Compliance by July 1 with the International Maritime Organization’s Safety of Life at Sea container weight mandate right around the corner? The U.S. Coast Guard issued a declaration of equivalency for two compliant methods of obtaining the verified gross mass (VGM) of the export shipment.
A couple examples of acceptable methods announced by the Coast Guard are: (1) the terminal weighs the container, and when duly authorized, verifies the VGM on behalf of the shipper, and (2) the shipper and carrier reach agreement whereby the shipper verifies the weight of the cargo, dunnage, and other securing material, and the container’s tare weight is provided and verified by the carrier.
In February, the South Carolina Port Authority was the first in the United States to announce that it would provide a weighing service for containers at the port. The port continues to test its in-terminal container-weighing services. The port claims that this method is not much different from weighing methods already compliant with U.S. laws and regulations.
Here are the details from the U.S. Coast Guard’s statement:
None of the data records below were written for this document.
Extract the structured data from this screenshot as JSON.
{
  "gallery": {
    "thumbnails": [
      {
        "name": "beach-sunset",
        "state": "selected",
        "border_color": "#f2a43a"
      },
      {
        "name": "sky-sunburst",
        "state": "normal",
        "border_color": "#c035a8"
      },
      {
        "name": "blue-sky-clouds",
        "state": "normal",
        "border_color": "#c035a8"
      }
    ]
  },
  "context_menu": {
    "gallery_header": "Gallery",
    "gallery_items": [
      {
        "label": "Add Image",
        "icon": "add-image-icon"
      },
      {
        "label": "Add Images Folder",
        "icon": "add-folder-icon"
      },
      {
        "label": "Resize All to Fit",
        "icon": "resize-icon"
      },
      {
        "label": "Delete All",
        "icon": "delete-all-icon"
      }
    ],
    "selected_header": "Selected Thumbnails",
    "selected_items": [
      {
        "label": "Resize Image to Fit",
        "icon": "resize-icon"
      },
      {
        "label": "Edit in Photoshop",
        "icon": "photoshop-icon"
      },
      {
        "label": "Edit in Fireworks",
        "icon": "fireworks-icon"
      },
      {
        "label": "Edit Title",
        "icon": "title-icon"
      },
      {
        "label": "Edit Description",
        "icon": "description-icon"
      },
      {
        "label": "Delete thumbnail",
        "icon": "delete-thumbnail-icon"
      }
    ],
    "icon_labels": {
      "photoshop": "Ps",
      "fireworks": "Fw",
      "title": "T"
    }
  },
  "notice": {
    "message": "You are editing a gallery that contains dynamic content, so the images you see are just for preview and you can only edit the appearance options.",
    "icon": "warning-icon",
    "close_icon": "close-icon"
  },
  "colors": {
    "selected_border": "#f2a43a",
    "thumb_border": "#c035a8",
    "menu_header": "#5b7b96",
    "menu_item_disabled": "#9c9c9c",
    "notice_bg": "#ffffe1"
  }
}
All things being equal – The Coast Guard has filed a declaration of equivalency asserting that existing U.S. laws on verifying shipping container weights are adequate to comply with the new SOLAS international shipping weight measurement requirements. The declaration states that “current regulatory regime provides for other entities within the container export chain to work in combination with the shipper to determine and verify container weights.”
What does that mean? Now, ocean carriers have extra encouragement to work with shippers to find the least-onerous or least-costly methods to verify the weight of containers and their contents. The ongoing controversy surrounding this issue has been so fraught, it’s attracted the attention of Senate Commerce Chairman John Thune; last month, he talked about the “great need for carriers to sit down with shippers, and for both parties to come to a mutually agreeable path forward.”
The international shipping community is at the helm of compliance, not South Carolina nor the Coast Guard. At the heart is fairness and compliance across all scales of exporters and carriers around the globe. Stay tuned for more updates to come.